Peptidomics for large-scale neuropeptide identification

Analogues of bioactive peptides like glucagon-like peptide 1 (GLP-1) are emerging as prominent drugs for treatment of metabolic disorders such as diabetes and obesity. As a consequence of this, the analysis of endogenous peptides from tissues holds a great promise for drug discovery including the identification of new, bioactive peptides.

Neuropeptides are peptide hormones in the brain, which elicit key signalling responses that affect diverse behavioral end endocrine functions including weight homeostasis, pain and psychiatric disorders. Neuropeptide research is challenged by difficulties in identifying new bioactive neuropeptides, but the emergence of a new generation of high-performance mass spectrometers (MS) makes large-scale identification of endogenous peptides extracted from tissue samples possible, a strategy referred to as peptidomics.

This enables unbiased and explorative studies and in principle allows for the identification of post-translational modifications (PTMs) as well as previously undescribed neuropeptides. Analysis of peptidomes has so far been challenged by technical issues due to unspecific protease digestion during sample preparation and computational challenges in data analysis as well as difficulties in the biological interpretation.

This calls for development of new sample preparation methods and bioinformatic approaches to reliably identify new potential neuropeptides. Previous studies show that heat inactivation either performed by focused microwave irradiation, by heating the excised tissue in a conventional microwave oven or by specialized controlled-heating instruments largely prevents the production of proteolytic peptide fragments when compared with traditional protocols based on snap freezing. Furthermore, several strategies have been reported for identification of neuropeptides from complex and large data sets based on cleavage analysis and de novo sequencing.

Researchers describe a compilation of methods into a simple and robust analytic framework for extracting, analyzing and identifying endogenous peptides in rat brain. Different heat inactivation procedures were compared and combined with protease inhibitor perfusion of animals, to further retain intact peptides in the sample.

The peptidomes extracts were analysed by single-shot nanoflow liquid chromatography in line with high-resolution tandem mass spectrometry. A sequential, computational framework was developed to efficiently analyze the resulting large data set in a stringent approach minimizing errors of false peptide identifications.

As proof-of-concept, the methodology was applied to large-scale neuropeptide identification from rat hypothalamus resulting in thousands of identified neuropeptides.
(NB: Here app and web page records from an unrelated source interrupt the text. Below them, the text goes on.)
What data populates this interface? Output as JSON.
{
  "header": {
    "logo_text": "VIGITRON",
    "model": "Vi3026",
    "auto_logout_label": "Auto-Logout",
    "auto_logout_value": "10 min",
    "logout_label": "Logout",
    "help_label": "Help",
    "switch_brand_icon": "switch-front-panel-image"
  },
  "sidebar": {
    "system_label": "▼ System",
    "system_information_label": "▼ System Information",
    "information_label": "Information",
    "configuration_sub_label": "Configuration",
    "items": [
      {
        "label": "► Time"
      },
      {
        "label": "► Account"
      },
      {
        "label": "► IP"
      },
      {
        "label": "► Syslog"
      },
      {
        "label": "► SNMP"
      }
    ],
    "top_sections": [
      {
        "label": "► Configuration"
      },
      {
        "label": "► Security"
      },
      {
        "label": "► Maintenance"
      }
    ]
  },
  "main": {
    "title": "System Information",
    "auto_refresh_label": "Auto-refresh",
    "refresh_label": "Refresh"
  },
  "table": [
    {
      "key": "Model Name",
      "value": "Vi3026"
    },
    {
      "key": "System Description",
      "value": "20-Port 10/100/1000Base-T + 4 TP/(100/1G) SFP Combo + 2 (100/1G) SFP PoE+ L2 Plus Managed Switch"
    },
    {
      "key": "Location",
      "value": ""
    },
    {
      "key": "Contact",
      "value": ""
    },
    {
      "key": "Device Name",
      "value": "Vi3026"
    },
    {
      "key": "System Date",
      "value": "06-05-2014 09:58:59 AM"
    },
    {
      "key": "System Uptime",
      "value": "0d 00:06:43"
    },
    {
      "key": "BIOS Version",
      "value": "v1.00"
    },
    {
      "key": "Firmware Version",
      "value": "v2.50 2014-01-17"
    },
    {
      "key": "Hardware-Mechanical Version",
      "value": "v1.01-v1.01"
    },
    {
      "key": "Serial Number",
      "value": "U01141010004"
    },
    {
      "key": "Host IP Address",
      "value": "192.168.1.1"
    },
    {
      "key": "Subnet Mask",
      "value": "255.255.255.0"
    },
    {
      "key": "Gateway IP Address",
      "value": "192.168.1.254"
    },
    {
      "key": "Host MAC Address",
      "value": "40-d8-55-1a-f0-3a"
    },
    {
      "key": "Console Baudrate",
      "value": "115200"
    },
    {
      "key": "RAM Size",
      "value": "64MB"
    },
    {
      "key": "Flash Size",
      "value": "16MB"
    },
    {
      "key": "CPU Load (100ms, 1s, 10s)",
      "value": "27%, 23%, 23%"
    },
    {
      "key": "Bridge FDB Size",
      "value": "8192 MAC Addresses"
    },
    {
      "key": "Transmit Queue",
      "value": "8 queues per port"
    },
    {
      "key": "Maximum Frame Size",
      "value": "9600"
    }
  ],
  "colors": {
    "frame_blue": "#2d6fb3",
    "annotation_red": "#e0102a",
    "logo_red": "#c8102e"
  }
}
In addition, an abundance of PTMs on these peptides are identified, and these data are combined in a resource format for visualization, qualitative and quantitative analyses.